▶ _Records for this task_
——

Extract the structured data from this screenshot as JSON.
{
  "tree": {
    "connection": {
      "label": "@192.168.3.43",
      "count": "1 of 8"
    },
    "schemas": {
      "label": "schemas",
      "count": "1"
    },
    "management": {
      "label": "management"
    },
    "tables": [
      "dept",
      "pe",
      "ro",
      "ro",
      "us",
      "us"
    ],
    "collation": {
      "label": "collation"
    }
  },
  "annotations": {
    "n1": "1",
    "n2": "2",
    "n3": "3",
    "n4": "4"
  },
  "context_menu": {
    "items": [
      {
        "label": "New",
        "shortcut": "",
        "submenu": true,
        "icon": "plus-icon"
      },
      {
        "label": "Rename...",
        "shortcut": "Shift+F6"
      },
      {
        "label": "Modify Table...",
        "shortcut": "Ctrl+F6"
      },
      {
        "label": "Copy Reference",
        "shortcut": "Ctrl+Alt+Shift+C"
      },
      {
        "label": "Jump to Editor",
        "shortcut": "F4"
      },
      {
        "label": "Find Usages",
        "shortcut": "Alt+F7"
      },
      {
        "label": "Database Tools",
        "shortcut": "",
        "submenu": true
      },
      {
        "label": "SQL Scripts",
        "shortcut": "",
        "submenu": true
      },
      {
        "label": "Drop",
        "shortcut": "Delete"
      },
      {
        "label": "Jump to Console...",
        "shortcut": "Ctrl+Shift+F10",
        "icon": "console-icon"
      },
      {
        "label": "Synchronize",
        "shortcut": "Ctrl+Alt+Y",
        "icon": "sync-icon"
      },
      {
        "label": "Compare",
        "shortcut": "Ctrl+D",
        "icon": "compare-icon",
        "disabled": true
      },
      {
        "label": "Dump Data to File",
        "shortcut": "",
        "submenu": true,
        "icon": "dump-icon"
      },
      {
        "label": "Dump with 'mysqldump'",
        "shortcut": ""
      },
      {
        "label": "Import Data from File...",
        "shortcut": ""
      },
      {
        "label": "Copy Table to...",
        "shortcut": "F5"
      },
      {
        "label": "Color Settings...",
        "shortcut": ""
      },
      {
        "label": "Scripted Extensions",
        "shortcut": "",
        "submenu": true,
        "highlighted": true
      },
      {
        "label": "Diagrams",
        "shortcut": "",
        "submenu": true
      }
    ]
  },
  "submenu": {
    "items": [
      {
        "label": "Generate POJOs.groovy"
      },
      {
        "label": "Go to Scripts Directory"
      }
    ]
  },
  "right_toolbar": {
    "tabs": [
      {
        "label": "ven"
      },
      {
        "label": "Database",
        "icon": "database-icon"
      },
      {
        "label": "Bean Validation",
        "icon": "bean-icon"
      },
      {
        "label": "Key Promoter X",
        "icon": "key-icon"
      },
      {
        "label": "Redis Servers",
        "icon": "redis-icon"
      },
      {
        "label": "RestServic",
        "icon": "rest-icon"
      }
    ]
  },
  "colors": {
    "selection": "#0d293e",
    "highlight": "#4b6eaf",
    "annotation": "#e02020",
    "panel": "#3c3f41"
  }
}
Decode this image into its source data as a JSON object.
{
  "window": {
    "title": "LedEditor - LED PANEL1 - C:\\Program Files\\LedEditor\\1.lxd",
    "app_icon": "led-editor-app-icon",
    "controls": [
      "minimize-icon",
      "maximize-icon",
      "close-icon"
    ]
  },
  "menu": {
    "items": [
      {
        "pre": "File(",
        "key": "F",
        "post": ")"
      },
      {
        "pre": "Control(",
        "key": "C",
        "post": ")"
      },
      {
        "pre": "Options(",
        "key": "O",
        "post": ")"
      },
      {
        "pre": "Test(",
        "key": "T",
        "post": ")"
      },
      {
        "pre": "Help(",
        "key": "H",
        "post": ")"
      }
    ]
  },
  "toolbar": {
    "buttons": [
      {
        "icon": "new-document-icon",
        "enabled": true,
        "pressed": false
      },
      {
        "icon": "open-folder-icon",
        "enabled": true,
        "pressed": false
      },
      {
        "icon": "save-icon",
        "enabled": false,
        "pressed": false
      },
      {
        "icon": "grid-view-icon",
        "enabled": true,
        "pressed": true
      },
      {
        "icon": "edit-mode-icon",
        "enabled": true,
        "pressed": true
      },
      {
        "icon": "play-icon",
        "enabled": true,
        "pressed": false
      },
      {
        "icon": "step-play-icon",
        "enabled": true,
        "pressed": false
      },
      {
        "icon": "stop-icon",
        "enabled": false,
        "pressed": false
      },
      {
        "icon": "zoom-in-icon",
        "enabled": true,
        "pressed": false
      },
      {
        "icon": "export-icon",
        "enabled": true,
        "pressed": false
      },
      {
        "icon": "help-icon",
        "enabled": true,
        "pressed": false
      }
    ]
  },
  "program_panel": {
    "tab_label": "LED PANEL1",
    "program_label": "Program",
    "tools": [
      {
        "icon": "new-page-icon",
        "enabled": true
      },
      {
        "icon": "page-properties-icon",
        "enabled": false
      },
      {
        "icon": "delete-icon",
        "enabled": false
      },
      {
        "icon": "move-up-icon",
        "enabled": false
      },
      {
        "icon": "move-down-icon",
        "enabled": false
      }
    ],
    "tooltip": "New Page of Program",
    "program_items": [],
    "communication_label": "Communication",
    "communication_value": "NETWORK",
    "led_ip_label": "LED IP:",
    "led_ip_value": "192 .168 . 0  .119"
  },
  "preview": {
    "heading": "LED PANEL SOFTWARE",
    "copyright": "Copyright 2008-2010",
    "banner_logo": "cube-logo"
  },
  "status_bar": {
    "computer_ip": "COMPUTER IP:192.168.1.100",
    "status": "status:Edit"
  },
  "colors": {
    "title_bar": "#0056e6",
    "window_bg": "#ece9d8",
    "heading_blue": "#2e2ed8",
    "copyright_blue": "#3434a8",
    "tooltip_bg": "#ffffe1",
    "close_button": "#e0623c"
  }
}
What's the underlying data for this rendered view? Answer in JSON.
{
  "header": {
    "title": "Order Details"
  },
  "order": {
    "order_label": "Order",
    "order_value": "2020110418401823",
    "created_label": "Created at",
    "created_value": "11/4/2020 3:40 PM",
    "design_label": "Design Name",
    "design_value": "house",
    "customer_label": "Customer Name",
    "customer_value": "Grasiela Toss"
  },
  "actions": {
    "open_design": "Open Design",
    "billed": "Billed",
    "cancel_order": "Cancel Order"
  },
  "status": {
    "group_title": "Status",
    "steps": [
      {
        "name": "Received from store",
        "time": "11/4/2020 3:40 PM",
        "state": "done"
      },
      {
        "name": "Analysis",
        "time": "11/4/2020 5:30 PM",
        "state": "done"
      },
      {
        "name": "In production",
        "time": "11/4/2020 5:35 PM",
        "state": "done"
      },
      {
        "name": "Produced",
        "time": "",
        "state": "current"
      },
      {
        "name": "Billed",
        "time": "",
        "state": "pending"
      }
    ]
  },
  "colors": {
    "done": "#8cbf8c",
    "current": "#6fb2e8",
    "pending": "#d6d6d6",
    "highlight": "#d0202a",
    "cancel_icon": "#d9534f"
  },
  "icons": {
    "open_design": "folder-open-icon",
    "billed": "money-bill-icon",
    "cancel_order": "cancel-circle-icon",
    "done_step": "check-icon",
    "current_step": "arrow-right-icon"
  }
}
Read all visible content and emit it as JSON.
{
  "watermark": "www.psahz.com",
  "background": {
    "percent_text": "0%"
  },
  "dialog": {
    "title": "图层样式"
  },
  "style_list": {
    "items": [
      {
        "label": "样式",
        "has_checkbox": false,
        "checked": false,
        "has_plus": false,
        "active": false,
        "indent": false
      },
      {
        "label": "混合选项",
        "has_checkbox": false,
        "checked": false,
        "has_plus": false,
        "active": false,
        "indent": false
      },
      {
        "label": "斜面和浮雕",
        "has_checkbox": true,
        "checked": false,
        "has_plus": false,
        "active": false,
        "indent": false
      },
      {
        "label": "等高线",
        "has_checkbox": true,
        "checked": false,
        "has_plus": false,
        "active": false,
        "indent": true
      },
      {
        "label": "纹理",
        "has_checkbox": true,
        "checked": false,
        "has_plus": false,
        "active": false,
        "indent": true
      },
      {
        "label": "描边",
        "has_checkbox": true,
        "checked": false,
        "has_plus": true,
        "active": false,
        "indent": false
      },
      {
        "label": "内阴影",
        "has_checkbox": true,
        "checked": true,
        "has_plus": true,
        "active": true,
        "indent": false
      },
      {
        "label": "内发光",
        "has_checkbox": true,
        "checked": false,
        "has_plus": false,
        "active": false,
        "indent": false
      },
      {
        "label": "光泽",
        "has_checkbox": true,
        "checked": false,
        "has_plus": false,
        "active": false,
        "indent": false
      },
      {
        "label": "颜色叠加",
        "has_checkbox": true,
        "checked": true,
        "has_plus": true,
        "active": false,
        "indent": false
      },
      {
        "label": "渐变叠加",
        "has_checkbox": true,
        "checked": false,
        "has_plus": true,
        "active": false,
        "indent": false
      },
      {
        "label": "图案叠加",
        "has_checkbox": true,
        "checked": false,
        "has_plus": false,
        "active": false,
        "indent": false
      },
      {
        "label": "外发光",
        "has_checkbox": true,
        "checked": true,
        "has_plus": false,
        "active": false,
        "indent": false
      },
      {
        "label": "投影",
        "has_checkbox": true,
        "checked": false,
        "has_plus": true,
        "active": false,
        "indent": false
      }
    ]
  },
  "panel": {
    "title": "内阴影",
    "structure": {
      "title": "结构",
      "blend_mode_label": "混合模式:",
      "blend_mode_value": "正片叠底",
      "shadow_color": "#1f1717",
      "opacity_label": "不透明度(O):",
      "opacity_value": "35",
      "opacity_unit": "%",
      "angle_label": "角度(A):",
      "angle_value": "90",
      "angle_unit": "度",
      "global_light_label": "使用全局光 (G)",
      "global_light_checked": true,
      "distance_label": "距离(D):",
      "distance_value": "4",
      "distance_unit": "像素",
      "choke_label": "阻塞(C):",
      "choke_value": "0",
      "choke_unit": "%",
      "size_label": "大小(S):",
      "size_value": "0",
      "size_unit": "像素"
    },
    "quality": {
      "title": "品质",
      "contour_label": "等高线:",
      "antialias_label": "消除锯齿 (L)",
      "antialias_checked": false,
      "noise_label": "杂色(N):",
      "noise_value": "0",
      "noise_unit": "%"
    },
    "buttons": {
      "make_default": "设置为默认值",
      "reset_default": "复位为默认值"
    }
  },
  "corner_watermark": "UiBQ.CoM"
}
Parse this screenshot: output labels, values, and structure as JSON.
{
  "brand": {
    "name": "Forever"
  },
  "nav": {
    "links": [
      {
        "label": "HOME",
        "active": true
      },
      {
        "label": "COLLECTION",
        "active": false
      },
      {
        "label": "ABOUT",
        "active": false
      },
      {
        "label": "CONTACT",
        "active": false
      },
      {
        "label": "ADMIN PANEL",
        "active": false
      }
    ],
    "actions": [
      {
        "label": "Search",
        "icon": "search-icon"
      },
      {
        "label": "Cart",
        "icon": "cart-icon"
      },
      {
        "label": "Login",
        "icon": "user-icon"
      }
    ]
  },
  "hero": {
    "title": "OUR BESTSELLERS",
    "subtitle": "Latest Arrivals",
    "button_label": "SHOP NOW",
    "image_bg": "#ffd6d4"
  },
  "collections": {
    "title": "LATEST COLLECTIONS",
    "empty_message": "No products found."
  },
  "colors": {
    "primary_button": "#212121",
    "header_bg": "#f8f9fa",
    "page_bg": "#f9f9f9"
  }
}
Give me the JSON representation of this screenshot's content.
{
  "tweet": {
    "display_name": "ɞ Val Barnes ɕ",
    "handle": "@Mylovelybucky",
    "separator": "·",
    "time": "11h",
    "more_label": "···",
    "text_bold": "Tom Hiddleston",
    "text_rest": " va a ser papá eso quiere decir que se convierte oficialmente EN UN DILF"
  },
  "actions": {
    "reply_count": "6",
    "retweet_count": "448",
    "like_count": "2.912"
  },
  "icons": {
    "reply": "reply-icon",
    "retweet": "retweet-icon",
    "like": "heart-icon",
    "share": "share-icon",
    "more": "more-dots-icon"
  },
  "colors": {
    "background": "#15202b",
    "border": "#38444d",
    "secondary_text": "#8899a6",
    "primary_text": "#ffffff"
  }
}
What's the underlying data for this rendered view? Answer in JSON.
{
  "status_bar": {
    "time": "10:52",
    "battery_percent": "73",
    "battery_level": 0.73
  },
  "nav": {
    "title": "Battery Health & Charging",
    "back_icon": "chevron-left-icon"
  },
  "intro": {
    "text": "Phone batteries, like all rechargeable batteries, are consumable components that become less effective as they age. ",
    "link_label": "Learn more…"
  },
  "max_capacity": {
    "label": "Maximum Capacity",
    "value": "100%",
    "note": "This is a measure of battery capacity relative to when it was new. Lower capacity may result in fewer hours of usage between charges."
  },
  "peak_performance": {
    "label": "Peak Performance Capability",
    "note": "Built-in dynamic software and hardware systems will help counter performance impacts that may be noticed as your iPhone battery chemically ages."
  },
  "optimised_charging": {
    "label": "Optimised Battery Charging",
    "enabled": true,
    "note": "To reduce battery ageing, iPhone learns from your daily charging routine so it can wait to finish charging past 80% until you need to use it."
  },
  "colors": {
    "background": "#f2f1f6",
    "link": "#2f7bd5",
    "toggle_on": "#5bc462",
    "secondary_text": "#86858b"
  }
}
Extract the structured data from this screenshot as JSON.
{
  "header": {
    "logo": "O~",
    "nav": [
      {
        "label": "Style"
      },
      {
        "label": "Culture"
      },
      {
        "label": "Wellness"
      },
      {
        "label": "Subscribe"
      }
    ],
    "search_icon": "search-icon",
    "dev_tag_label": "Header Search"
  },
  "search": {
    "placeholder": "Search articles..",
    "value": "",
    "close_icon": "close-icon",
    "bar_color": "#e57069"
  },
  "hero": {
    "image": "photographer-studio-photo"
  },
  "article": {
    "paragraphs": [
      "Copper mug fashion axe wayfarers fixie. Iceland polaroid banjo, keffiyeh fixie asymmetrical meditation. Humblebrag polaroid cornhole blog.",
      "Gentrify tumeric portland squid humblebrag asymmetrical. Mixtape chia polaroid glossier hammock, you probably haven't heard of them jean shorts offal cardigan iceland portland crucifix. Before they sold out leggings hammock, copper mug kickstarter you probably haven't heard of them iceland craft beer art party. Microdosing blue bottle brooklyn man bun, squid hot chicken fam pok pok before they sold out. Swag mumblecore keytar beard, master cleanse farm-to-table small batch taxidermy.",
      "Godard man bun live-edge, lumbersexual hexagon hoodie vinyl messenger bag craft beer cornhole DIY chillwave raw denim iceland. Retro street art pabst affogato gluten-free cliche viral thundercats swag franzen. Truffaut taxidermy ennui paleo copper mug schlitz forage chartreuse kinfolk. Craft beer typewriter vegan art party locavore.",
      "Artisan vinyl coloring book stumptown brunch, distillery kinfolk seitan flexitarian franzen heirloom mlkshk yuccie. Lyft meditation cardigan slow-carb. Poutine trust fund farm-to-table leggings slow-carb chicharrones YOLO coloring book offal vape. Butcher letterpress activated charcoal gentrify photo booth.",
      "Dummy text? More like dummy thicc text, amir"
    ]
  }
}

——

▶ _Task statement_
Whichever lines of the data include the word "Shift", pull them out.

▶ _Exercise solution_
        "shortcut": "Shift+F6"
        "shortcut": "Ctrl+Alt+Shift+C"
        "shortcut": "Ctrl+Shift+F10",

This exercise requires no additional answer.